John McCain can't stop talking to the press. He didn't get that
from his mother. "I am so shy and so nervous that I couldn't
tell you anything," 88-year-old Roberta McCain told TIME last
week. "I can't think on my feet. I would have a heart attack or
jump out this five-story window. I'm worried that whatever I
would tell you would be true."
Soon it becomes clear that while John McCain has written a
best-selling book about his father, he may have chosen to write
about the less interesting parent. While the man she still calls
Johnny was taking his campaign bus through South Carolina, his
mother was on another one of her three-month jaunts around the
world, which she often takes with her twin sister Rowena. Her
latest trip took her to India, the Netherlands, Singapore, New
Zealand, Tasmania and Australia, among other places. And she
doesn't take the touring coach. As might be expected of the
mother of a fighter pilot, she straps herself into a
fire-engine-red BMW. She logged 7,200 miles on her latest road
trip, which is why she has run through three other cars over the
years. At the end of each adventure, she leaves her roadster
somewhere in Europe so it will be ready for the next time. "I'm
like a little turtle," she says from her Washington home. "I
just bring a little pair of boots, a raincoat, an umbrella and
my binoculars and set out."
The travel has kept her from getting too involved in her son's
presidential campaign, which suits her just fine. "I haven't
kept up with anything," she says. "In a way, I'm sorry I'm home.
I don't want unpleasantness with anybody." Instead she prefers
to indulge her voracious interest in art and architecture.
Traveling as a young mother with her two sons and a daughter,
McCain tried to impart her love of art by taking her family on
trips to Winterthur and the Hermitage. It didn't rub off on the
Senator. "You have to really love churches," he says.
The daughter of a Los Angeles oilman, she signed on for Navy
life at an early age. After two unsuccessful attempts at
eloping--"The car broke down the first time, and I got cold feet
the other"--the debutante succeeded in stealing away to Tijuana
to marry a young Navy ensign who had been barred from her house
for the previous year. Just 19, she brought her college
textbooks on her honeymoon. The San Francisco Examiner ran a
headline at the time that read society coed elopes with navy
officer: roberta wright defies family. For his part, her husband
Jack McCain was punished for being absent without leave.
Her 48 years of marriage were consumed by her husband's naval
career, yet McCain looks back at her time as a service wife with
delight, though the pay was dismal and her husband was gone for
long stretches. When he was home, Jack was a tireless
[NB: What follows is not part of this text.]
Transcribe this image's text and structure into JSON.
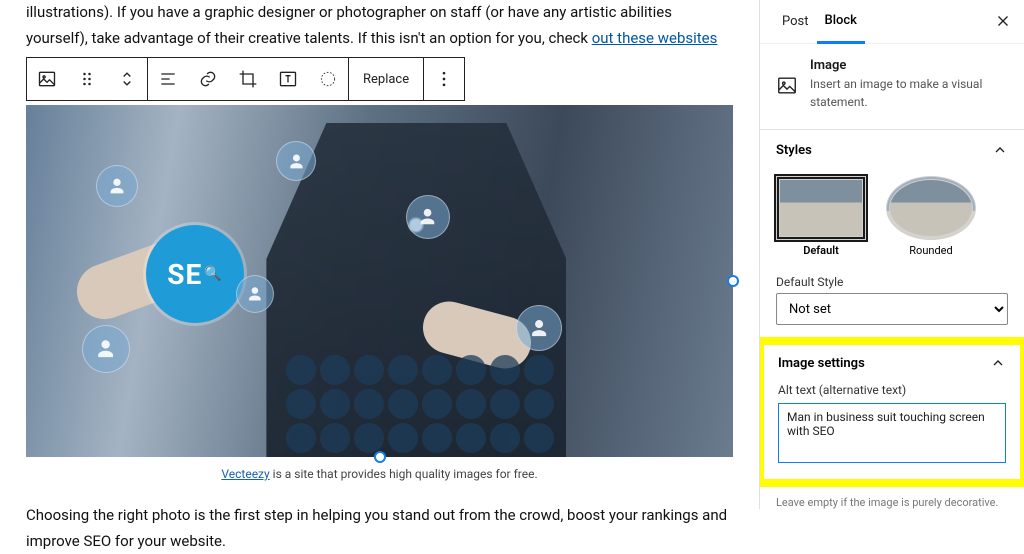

workaholic. "You know you're proud of your husband," she says.
"If you chose the Navy, you do what it requires. A lot of wives
didn't like that, and thankfully they left."
On Oct. 26, 1967, she and her husband were getting dressed for a
party at the Iranian embassy when they learned their son had
been shot down. For a day they thought he was dead; then they
waited 5 1/2 years for his release. "My husband chose his
profession, and so did Johnny," she says of the ordeal. "People
work on high bridges. When an accident happens, you can't
bellyache. You chose the profession."
When McCain read an excerpt from a book about her son's time in
captivity, she called him, not to empathize but to berate him.
In one particularly brutal scene, he heaved bouquets of
expletives at his captors. "Johnny, I'm going to come over there
and wash your mouth out with soap," she told him. "But Ma Ma,
these were bad people," he said. She didn't budge.
"I don't care," she said. "Besides, what will people say?" Years
later she is no less yielding. "He better never speak like that
again, or I'll smack him bald-headed. Of course, he almost
So we know where the candidate got his sly sense of humor. "I
became my mother's son," McCain writes in his book. He has her
soft side too. "That poor soul," she says of her son. "I do
think he's an awful lot like me--too emotional." The mother in
him was on display the night of the New Hampshire primary when
he kept pacing the room, repeating to himself, "Don't get
emotional. Don't get emotional."
And there's another way she's like him: she knows just how to
manipulate the press. "If I don't like what you write, I'm gonna
get you fired," she says and laughs. "And then I'm going to sue